Required work:
Print the data exactly. Pictures stay out.

Content starts

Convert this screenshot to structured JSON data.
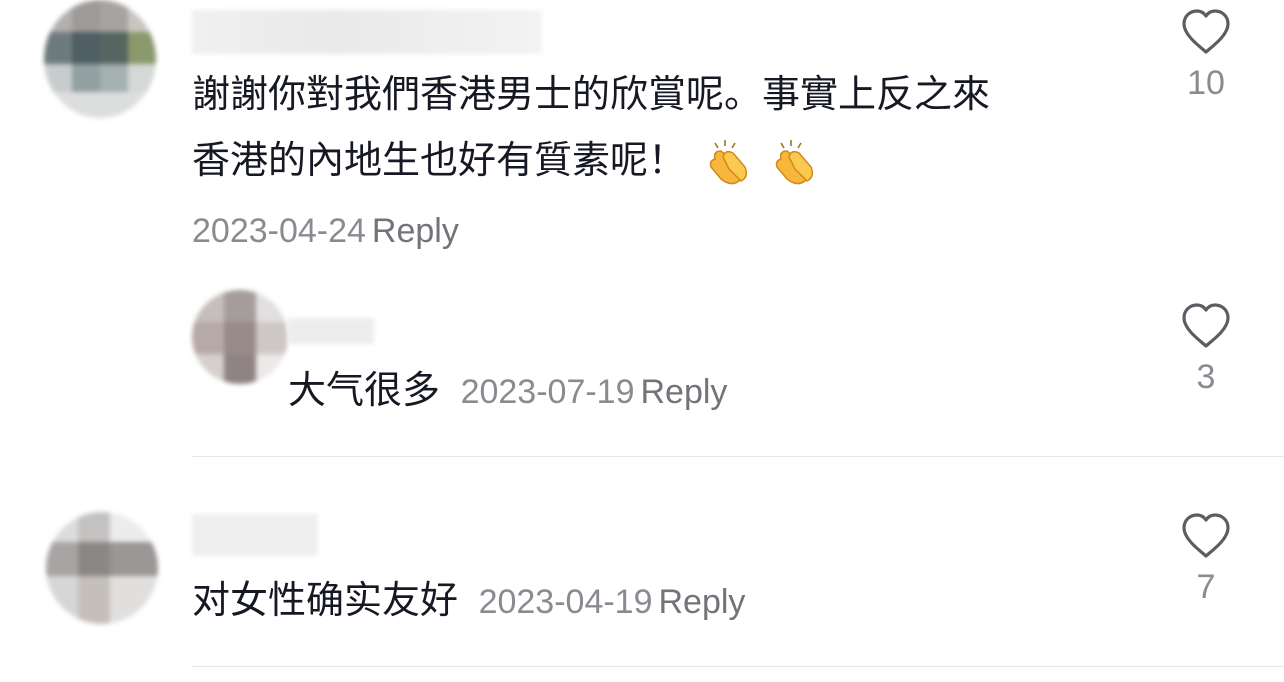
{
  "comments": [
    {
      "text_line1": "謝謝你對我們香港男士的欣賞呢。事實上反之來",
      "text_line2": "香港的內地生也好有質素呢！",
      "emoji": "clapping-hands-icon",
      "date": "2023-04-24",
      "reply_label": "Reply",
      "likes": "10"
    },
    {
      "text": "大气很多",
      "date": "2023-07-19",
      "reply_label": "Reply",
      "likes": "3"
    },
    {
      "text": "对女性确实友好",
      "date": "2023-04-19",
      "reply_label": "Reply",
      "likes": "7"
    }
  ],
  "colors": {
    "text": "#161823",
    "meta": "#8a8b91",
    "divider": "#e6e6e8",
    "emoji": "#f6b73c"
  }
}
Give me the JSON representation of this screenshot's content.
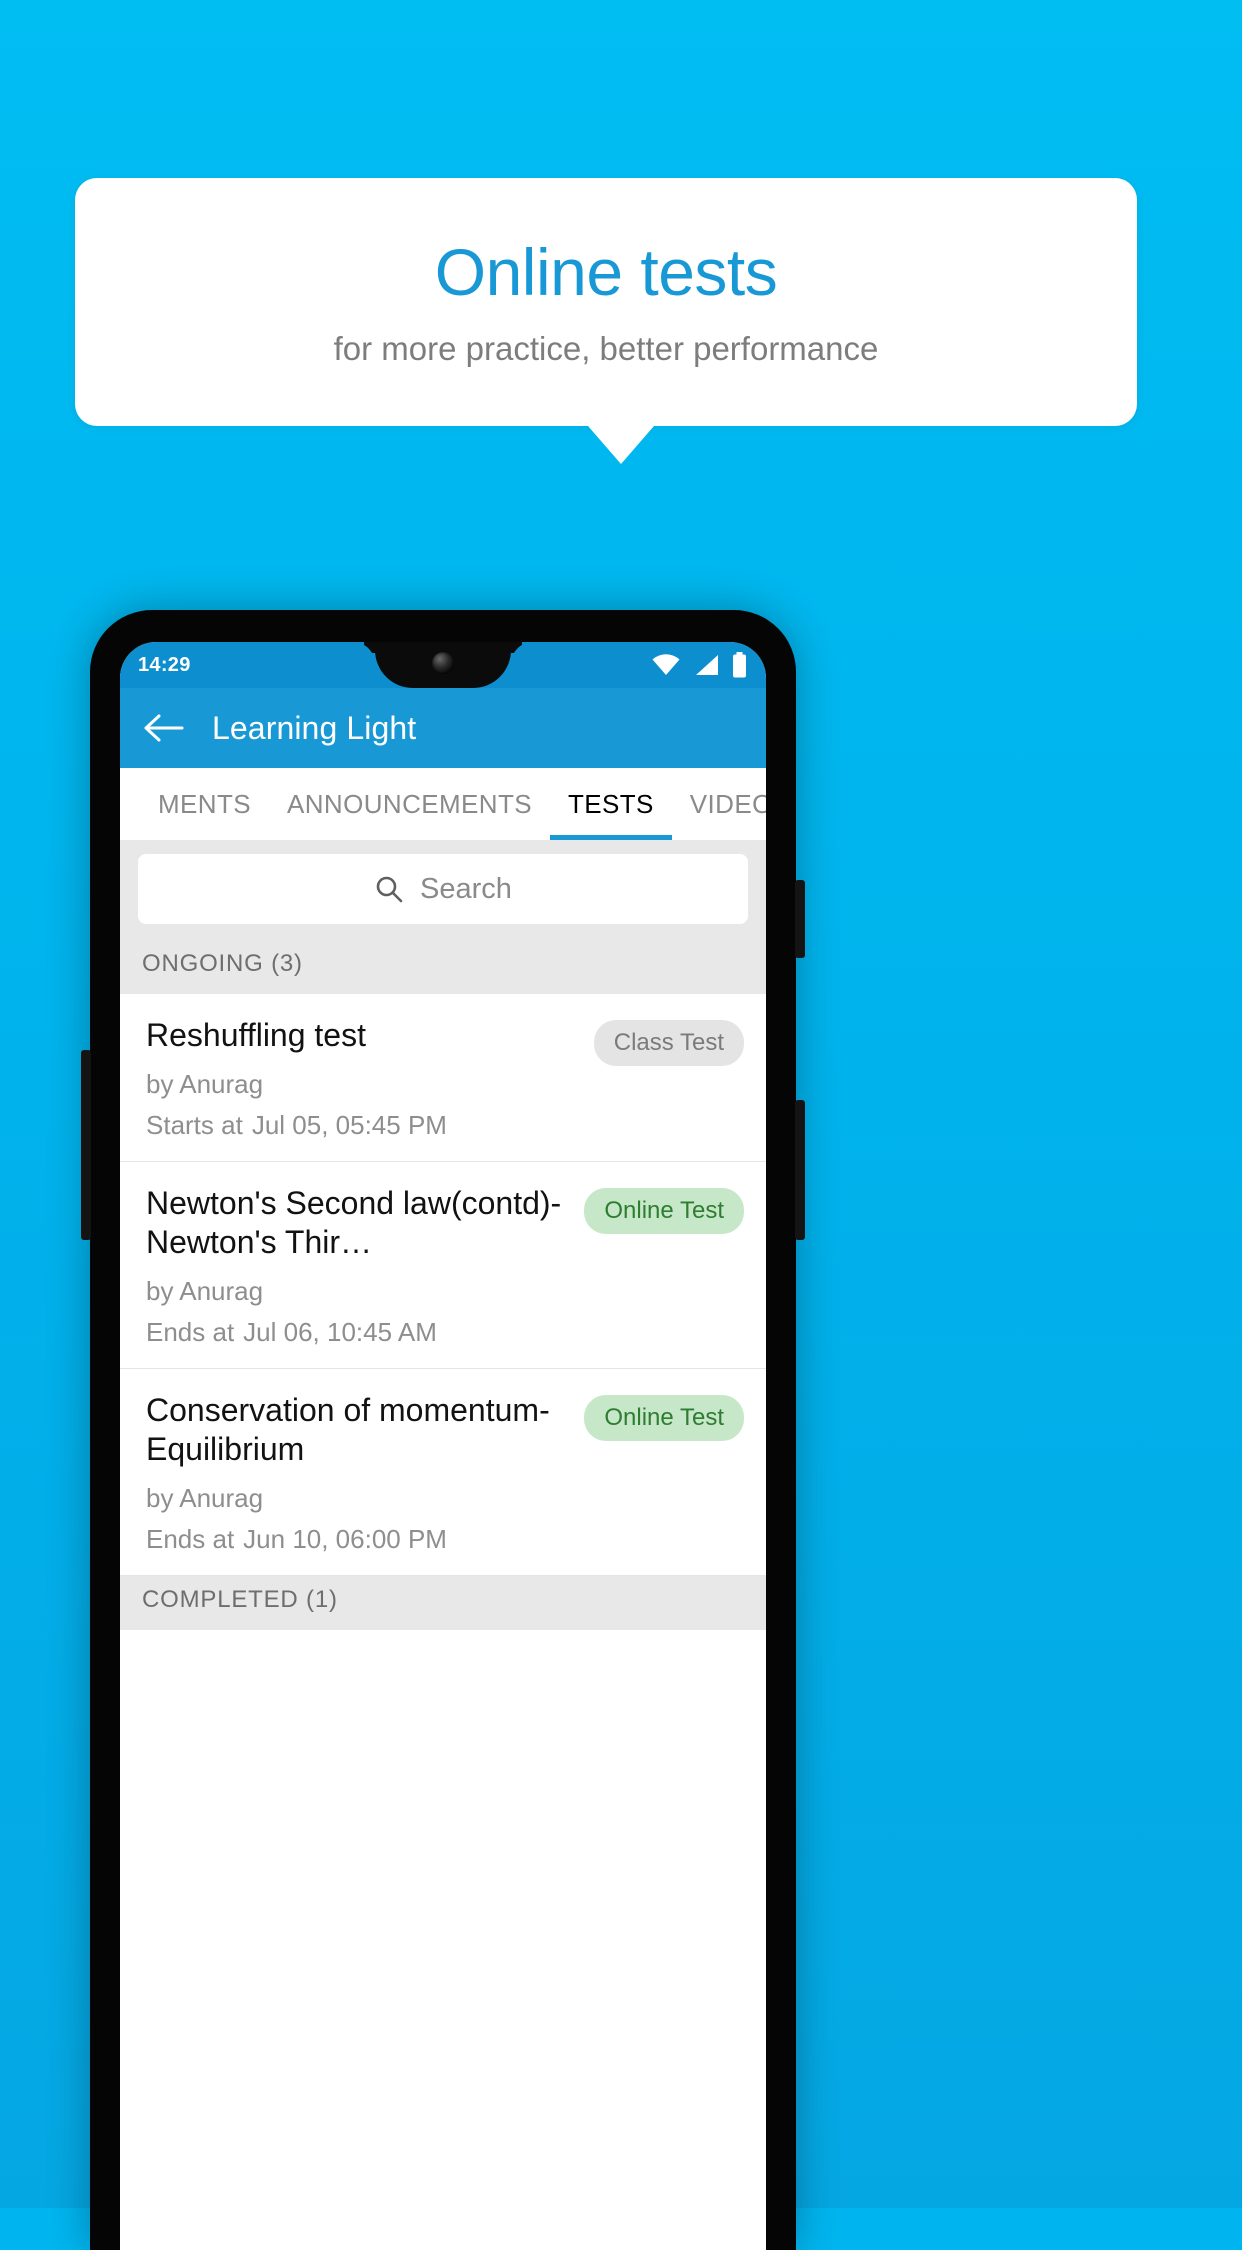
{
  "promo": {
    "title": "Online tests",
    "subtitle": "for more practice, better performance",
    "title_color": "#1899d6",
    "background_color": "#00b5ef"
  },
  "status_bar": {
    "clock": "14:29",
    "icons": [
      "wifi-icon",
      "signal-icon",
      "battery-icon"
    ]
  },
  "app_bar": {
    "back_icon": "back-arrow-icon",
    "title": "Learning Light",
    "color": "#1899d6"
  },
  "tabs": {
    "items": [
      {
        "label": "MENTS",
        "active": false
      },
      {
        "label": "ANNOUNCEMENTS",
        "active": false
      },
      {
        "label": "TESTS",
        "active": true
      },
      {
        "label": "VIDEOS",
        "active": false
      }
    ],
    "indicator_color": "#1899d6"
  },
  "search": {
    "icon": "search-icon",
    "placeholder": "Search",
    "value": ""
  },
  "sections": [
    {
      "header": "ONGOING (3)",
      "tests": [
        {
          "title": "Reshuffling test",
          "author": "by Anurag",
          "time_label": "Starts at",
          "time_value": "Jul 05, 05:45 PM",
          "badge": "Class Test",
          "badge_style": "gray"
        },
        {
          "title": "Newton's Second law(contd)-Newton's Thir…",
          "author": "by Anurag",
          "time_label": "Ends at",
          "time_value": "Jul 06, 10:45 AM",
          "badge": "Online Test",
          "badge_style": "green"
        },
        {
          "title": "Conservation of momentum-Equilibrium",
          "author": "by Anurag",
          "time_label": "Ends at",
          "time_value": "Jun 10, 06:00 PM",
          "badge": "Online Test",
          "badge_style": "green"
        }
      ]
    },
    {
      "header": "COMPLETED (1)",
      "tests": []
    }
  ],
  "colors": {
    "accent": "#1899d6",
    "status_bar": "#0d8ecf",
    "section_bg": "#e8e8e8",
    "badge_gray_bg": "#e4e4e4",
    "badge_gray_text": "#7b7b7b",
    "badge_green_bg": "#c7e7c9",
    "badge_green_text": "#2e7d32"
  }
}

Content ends

Answer box:
Convert this screenshot to structured JSON data.
{
  "comments": [
    {
      "text_line1": "謝謝你對我們香港男士的欣賞呢。事實上反之來",
      "text_line2": "香港的內地生也好有質素呢！",
      "emoji": "clapping-hands-icon",
      "date": "2023-04-24",
      "reply_label": "Reply",
      "likes": "10"
    },
    {
      "text": "大气很多",
      "date": "2023-07-19",
      "reply_label": "Reply",
      "likes": "3"
    },
    {
      "text": "对女性确实友好",
      "date": "2023-04-19",
      "reply_label": "Reply",
      "likes": "7"
    }
  ],
  "colors": {
    "text": "#161823",
    "meta": "#8a8b91",
    "divider": "#e6e6e8",
    "emoji": "#f6b73c"
  }
}
Give me the JSON representation of this screenshot's content.
{
  "promo": {
    "title": "Online tests",
    "subtitle": "for more practice, better performance",
    "title_color": "#1899d6",
    "background_color": "#00b5ef"
  },
  "status_bar": {
    "clock": "14:29",
    "icons": [
      "wifi-icon",
      "signal-icon",
      "battery-icon"
    ]
  },
  "app_bar": {
    "back_icon": "back-arrow-icon",
    "title": "Learning Light",
    "color": "#1899d6"
  },
  "tabs": {
    "items": [
      {
        "label": "MENTS",
        "active": false
      },
      {
        "label": "ANNOUNCEMENTS",
        "active": false
      },
      {
        "label": "TESTS",
        "active": true
      },
      {
        "label": "VIDEOS",
        "active": false
      }
    ],
    "indicator_color": "#1899d6"
  },
  "search": {
    "icon": "search-icon",
    "placeholder": "Search",
    "value": ""
  },
  "sections": [
    {
      "header": "ONGOING (3)",
      "tests": [
        {
          "title": "Reshuffling test",
          "author": "by Anurag",
          "time_label": "Starts at",
          "time_value": "Jul 05, 05:45 PM",
          "badge": "Class Test",
          "badge_style": "gray"
        },
        {
          "title": "Newton's Second law(contd)-Newton's Thir…",
          "author": "by Anurag",
          "time_label": "Ends at",
          "time_value": "Jul 06, 10:45 AM",
          "badge": "Online Test",
          "badge_style": "green"
        },
        {
          "title": "Conservation of momentum-Equilibrium",
          "author": "by Anurag",
          "time_label": "Ends at",
          "time_value": "Jun 10, 06:00 PM",
          "badge": "Online Test",
          "badge_style": "green"
        }
      ]
    },
    {
      "header": "COMPLETED (1)",
      "tests": []
    }
  ],
  "colors": {
    "accent": "#1899d6",
    "status_bar": "#0d8ecf",
    "section_bg": "#e8e8e8",
    "badge_gray_bg": "#e4e4e4",
    "badge_gray_text": "#7b7b7b",
    "badge_green_bg": "#c7e7c9",
    "badge_green_text": "#2e7d32"
  }
}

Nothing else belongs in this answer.